◆ **About this task**
Every entry, start to finish, should be printed verbatim without pictures.

◆ **Data for this task**
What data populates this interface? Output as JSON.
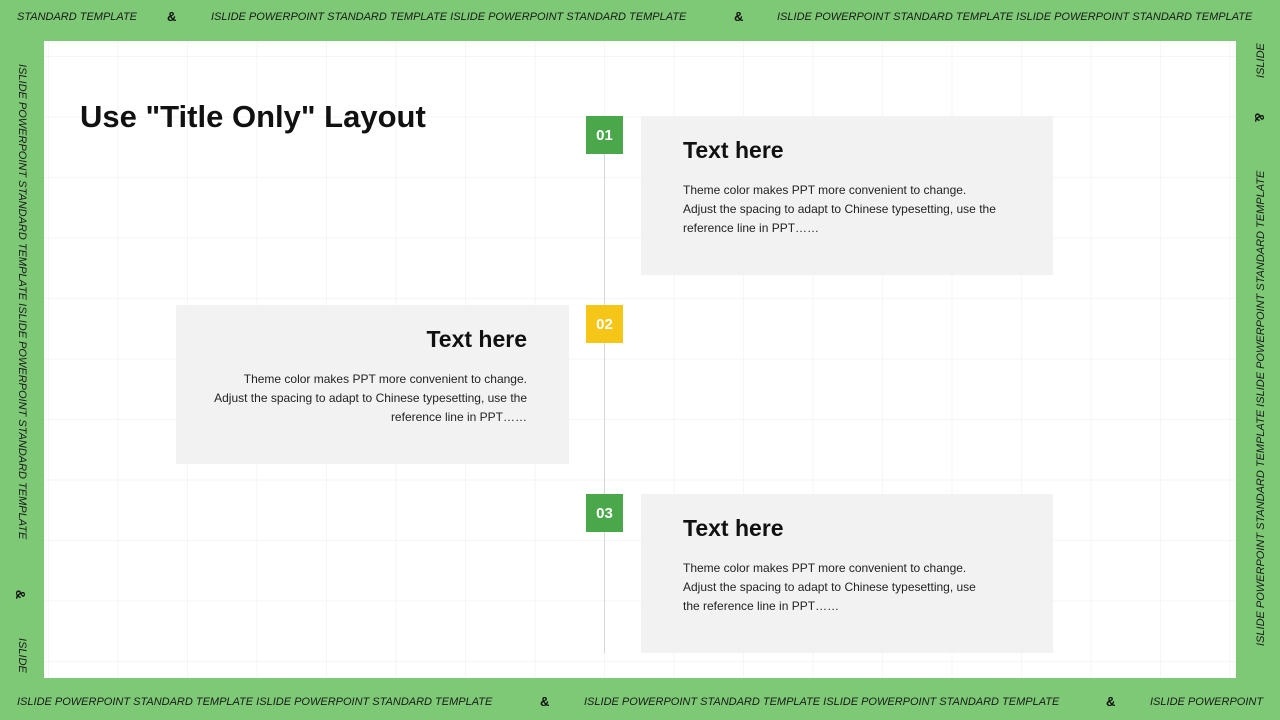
{
  "frame": {
    "top_segments": [
      "STANDARD TEMPLATE",
      "ISLIDE POWERPOINT STANDARD TEMPLATE ISLIDE POWERPOINT STANDARD TEMPLATE",
      "ISLIDE POWERPOINT STANDARD TEMPLATE ISLIDE POWERPOINT STANDARD TEMPLATE"
    ],
    "bottom_segments": [
      "ISLIDE POWERPOINT STANDARD TEMPLATE ISLIDE POWERPOINT STANDARD TEMPLATE",
      "ISLIDE POWERPOINT STANDARD TEMPLATE ISLIDE POWERPOINT STANDARD TEMPLATE",
      "ISLIDE POWERPOINT"
    ],
    "left_segments": [
      "ISLIDE POWERPOINT STANDARD TEMPLATE ISLIDE POWERPOINT STANDARD TEMPLATE",
      "ISLIDE"
    ],
    "right_segments": [
      "ISLIDE",
      "ISLIDE POWERPOINT STANDARD TEMPLATE ISLIDE POWERPOINT STANDARD TEMPLATE"
    ],
    "ampersand": "&",
    "background_color": "#7dc975"
  },
  "slide": {
    "title": "Use \"Title Only\" Layout",
    "items": [
      {
        "number": "01",
        "badge_color": "#4aa84a",
        "heading": "Text here",
        "body_lines": [
          "Theme color makes PPT more convenient to change.",
          "Adjust the spacing to adapt to Chinese typesetting, use the",
          "reference line in PPT……"
        ]
      },
      {
        "number": "02",
        "badge_color": "#f5c518",
        "heading": "Text here",
        "body_lines": [
          "Theme color makes PPT more convenient to change.",
          "Adjust the spacing to adapt to Chinese typesetting, use the",
          "reference line in PPT……"
        ]
      },
      {
        "number": "03",
        "badge_color": "#4aa84a",
        "heading": "Text here",
        "body_lines": [
          "Theme color makes PPT more convenient to change.",
          "Adjust the spacing to adapt to Chinese typesetting, use",
          "the reference line in PPT……"
        ]
      }
    ]
  }
}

◆ **Output below**
What data populates this interface? Output as JSON.
{
  "frame": {
    "top_segments": [
      "STANDARD TEMPLATE",
      "ISLIDE POWERPOINT STANDARD TEMPLATE ISLIDE POWERPOINT STANDARD TEMPLATE",
      "ISLIDE POWERPOINT STANDARD TEMPLATE ISLIDE POWERPOINT STANDARD TEMPLATE"
    ],
    "bottom_segments": [
      "ISLIDE POWERPOINT STANDARD TEMPLATE ISLIDE POWERPOINT STANDARD TEMPLATE",
      "ISLIDE POWERPOINT STANDARD TEMPLATE ISLIDE POWERPOINT STANDARD TEMPLATE",
      "ISLIDE POWERPOINT"
    ],
    "left_segments": [
      "ISLIDE POWERPOINT STANDARD TEMPLATE ISLIDE POWERPOINT STANDARD TEMPLATE",
      "ISLIDE"
    ],
    "right_segments": [
      "ISLIDE",
      "ISLIDE POWERPOINT STANDARD TEMPLATE ISLIDE POWERPOINT STANDARD TEMPLATE"
    ],
    "ampersand": "&",
    "background_color": "#7dc975"
  },
  "slide": {
    "title": "Use \"Title Only\" Layout",
    "items": [
      {
        "number": "01",
        "badge_color": "#4aa84a",
        "heading": "Text here",
        "body_lines": [
          "Theme color makes PPT more convenient to change.",
          "Adjust the spacing to adapt to Chinese typesetting, use the",
          "reference line in PPT……"
        ]
      },
      {
        "number": "02",
        "badge_color": "#f5c518",
        "heading": "Text here",
        "body_lines": [
          "Theme color makes PPT more convenient to change.",
          "Adjust the spacing to adapt to Chinese typesetting, use the",
          "reference line in PPT……"
        ]
      },
      {
        "number": "03",
        "badge_color": "#4aa84a",
        "heading": "Text here",
        "body_lines": [
          "Theme color makes PPT more convenient to change.",
          "Adjust the spacing to adapt to Chinese typesetting, use",
          "the reference line in PPT……"
        ]
      }
    ]
  }
}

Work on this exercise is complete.